What needs to be done: Look for the string "category" in the material below. Copy every line where you find it.

Data:
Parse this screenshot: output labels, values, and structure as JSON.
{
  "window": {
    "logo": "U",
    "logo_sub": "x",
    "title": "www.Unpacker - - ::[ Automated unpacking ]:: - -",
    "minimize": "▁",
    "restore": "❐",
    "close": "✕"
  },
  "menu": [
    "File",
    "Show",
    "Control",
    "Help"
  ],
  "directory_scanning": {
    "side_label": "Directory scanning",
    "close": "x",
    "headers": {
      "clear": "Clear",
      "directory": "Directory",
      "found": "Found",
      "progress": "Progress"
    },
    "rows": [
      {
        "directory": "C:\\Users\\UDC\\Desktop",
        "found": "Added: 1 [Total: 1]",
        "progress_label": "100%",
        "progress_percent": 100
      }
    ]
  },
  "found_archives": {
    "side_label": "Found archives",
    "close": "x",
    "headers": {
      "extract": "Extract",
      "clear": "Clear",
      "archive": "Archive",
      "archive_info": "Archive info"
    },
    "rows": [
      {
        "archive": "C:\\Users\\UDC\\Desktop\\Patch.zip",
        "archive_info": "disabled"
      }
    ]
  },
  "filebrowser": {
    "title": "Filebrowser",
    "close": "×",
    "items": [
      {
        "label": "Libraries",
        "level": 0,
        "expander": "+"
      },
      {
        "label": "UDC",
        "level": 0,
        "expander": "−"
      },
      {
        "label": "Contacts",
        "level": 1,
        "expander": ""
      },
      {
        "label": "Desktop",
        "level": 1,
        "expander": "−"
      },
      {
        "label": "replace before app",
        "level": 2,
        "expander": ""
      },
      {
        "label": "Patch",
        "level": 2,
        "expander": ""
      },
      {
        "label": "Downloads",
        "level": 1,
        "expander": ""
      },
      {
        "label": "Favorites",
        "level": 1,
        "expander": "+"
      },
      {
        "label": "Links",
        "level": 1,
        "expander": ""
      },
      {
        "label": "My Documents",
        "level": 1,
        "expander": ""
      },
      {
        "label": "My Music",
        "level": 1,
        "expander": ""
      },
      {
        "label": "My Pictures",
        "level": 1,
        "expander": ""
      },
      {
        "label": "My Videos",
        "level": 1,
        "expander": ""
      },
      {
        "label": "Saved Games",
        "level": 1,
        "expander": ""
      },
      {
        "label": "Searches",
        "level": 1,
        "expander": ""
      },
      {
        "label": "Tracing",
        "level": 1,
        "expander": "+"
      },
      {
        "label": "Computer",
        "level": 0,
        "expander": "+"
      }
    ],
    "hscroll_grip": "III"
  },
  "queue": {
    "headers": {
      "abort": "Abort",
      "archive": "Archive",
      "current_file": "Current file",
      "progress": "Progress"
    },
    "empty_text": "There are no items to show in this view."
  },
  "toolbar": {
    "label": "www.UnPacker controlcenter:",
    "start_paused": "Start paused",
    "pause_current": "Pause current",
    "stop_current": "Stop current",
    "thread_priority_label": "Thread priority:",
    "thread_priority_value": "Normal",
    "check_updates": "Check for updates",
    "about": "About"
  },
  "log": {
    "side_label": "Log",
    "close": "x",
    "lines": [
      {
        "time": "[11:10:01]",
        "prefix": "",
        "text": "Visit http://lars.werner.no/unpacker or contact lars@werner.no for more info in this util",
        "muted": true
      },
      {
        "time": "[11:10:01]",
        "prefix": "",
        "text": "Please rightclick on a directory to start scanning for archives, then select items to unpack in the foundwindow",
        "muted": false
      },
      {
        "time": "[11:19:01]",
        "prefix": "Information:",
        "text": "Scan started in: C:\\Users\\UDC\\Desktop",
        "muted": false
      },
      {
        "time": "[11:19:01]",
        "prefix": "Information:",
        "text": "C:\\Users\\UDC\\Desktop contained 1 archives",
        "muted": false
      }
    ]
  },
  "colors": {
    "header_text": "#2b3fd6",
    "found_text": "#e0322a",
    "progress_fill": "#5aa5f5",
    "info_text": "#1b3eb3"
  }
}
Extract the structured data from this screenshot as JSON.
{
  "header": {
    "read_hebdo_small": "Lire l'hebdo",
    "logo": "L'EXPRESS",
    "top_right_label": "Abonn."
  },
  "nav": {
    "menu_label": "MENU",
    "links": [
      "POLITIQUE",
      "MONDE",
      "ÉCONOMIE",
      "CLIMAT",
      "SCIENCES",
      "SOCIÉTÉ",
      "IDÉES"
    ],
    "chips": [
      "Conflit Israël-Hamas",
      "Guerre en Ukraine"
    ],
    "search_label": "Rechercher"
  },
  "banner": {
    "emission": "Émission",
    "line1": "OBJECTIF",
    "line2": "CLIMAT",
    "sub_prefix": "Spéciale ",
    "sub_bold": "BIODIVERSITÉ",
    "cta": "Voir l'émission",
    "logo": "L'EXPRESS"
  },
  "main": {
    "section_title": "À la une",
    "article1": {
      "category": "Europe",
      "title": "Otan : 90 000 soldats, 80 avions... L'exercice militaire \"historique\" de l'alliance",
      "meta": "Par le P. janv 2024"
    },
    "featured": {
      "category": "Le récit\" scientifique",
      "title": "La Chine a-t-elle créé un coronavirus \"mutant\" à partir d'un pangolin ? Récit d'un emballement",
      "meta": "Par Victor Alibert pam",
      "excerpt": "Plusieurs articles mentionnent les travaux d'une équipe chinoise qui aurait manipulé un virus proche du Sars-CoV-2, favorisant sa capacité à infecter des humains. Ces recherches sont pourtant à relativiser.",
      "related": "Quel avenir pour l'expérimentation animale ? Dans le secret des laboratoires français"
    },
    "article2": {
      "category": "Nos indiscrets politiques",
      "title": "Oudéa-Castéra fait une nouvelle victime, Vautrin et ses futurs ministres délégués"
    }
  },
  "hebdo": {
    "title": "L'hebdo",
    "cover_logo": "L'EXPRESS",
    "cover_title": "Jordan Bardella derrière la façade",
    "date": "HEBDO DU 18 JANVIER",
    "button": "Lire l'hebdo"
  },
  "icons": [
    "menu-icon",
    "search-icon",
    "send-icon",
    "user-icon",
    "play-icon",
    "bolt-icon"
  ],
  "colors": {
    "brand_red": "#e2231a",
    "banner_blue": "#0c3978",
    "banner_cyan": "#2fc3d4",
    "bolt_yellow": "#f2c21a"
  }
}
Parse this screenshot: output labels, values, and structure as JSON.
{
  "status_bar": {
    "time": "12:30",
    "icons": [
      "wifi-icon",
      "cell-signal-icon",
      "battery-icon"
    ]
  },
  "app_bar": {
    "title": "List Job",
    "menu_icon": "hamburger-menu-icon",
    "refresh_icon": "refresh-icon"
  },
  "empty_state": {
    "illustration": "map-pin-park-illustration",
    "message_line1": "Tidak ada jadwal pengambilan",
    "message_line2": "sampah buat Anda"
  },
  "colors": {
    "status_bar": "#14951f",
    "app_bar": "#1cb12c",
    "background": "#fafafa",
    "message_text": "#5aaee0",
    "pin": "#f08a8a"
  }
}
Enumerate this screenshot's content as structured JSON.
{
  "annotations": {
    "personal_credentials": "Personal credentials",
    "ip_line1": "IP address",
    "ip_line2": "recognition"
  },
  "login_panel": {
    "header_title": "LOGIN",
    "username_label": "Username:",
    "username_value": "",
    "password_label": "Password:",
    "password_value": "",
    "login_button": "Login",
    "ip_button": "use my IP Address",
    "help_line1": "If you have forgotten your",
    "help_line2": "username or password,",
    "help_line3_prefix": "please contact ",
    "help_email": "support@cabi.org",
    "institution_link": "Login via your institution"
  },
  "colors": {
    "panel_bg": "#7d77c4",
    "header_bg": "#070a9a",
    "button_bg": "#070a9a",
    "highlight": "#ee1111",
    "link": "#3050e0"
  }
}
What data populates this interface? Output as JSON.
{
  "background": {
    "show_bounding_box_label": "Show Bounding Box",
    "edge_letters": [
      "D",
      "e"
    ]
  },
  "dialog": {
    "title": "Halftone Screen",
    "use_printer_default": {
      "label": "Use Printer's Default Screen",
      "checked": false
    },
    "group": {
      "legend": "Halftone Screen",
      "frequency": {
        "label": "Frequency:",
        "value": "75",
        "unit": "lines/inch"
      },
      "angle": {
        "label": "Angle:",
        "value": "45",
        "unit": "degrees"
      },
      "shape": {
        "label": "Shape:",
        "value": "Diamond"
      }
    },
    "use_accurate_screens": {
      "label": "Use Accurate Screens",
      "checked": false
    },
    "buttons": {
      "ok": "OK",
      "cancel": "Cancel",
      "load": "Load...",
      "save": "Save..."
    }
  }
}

Exercise answer:
      "category": "Europe",
      "category": "Le récit\" scientifique",
      "category": "Nos indiscrets politiques",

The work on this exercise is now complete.